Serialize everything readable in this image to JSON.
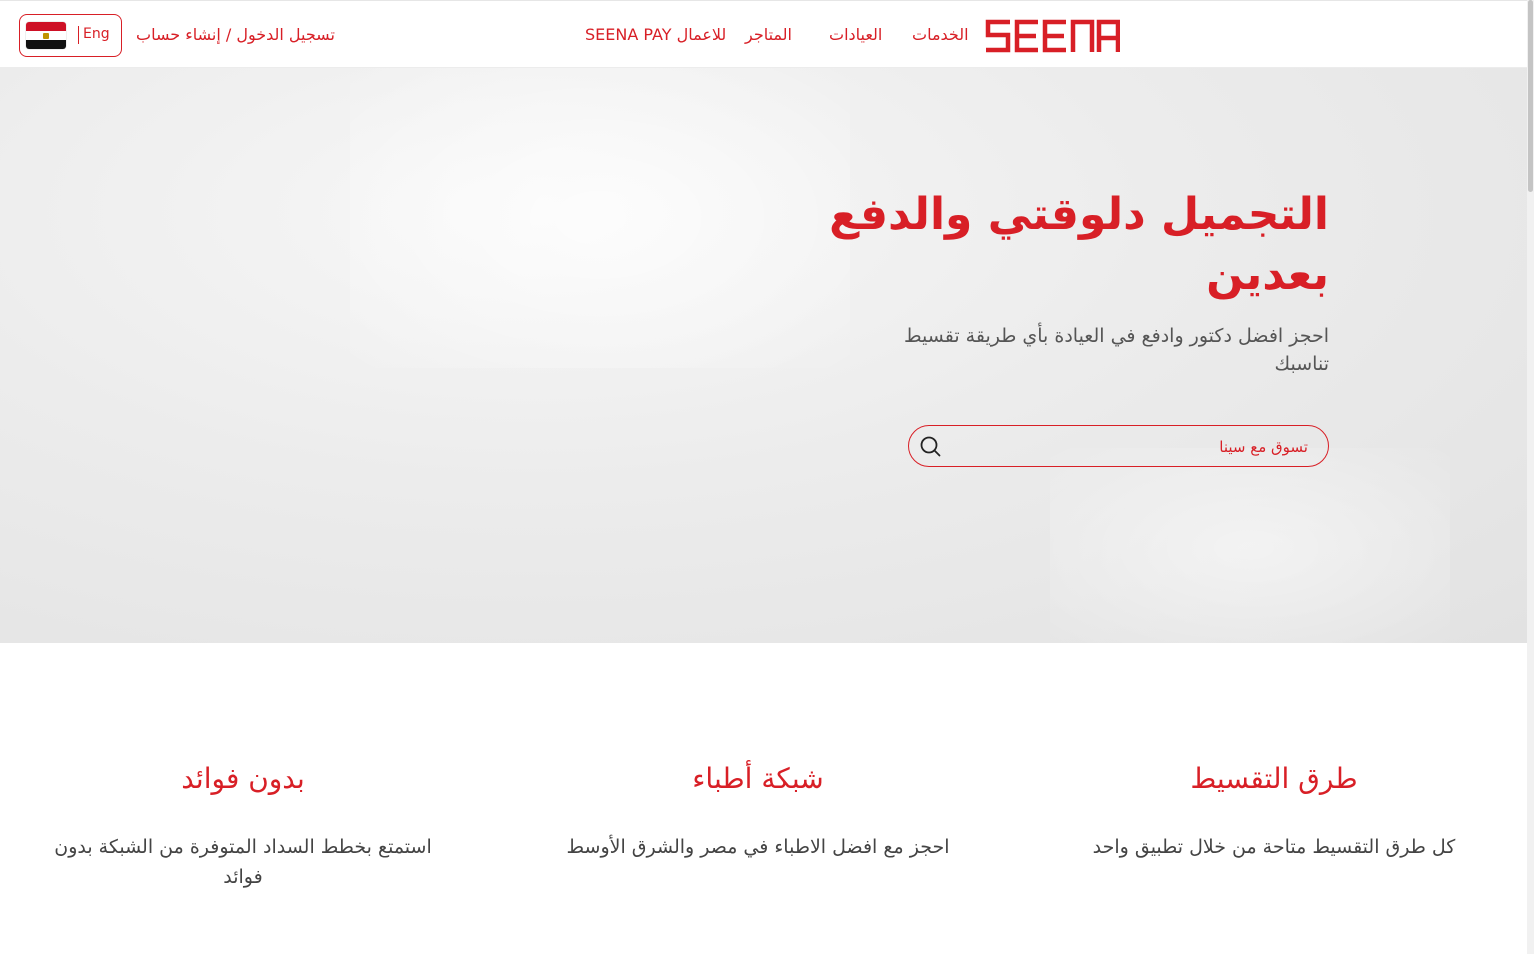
{
  "header": {
    "lang_label": "Eng",
    "auth_link": "تسجيل الدخول / إنشاء حساب",
    "nav": {
      "seena_pay": "SEENA PAY للاعمال",
      "stores": "المتاجر",
      "clinics": "العيادات",
      "services": "الخدمات"
    },
    "logo_text": "SEENA"
  },
  "hero": {
    "title": "التجميل دلوقتي والدفع بعدين",
    "subtitle": "احجز افضل دكتور وادفع في العيادة بأي طريقة تقسيط تناسبك",
    "search_placeholder": "تسوق مع سينا"
  },
  "features": [
    {
      "title": "طرق التقسيط",
      "text": "كل طرق التقسيط متاحة من خلال تطبيق واحد"
    },
    {
      "title": "شبكة أطباء",
      "text": "احجز مع افضل الاطباء في مصر والشرق الأوسط"
    },
    {
      "title": "بدون فوائد",
      "text": "استمتع بخطط السداد المتوفرة من الشبكة بدون فوائد"
    }
  ],
  "colors": {
    "brand_red": "#d81f26",
    "text_gray": "#555555"
  },
  "icons": {
    "search": "search-icon",
    "flag": "egypt-flag-icon"
  }
}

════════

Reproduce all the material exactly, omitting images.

**Response below**
Serialize everything readable in this image to JSON.
{
  "header": {
    "lang_label": "Eng",
    "auth_link": "تسجيل الدخول / إنشاء حساب",
    "nav": {
      "seena_pay": "SEENA PAY للاعمال",
      "stores": "المتاجر",
      "clinics": "العيادات",
      "services": "الخدمات"
    },
    "logo_text": "SEENA"
  },
  "hero": {
    "title": "التجميل دلوقتي والدفع بعدين",
    "subtitle": "احجز افضل دكتور وادفع في العيادة بأي طريقة تقسيط تناسبك",
    "search_placeholder": "تسوق مع سينا"
  },
  "features": [
    {
      "title": "طرق التقسيط",
      "text": "كل طرق التقسيط متاحة من خلال تطبيق واحد"
    },
    {
      "title": "شبكة أطباء",
      "text": "احجز مع افضل الاطباء في مصر والشرق الأوسط"
    },
    {
      "title": "بدون فوائد",
      "text": "استمتع بخطط السداد المتوفرة من الشبكة بدون فوائد"
    }
  ],
  "colors": {
    "brand_red": "#d81f26",
    "text_gray": "#555555"
  },
  "icons": {
    "search": "search-icon",
    "flag": "egypt-flag-icon"
  }
}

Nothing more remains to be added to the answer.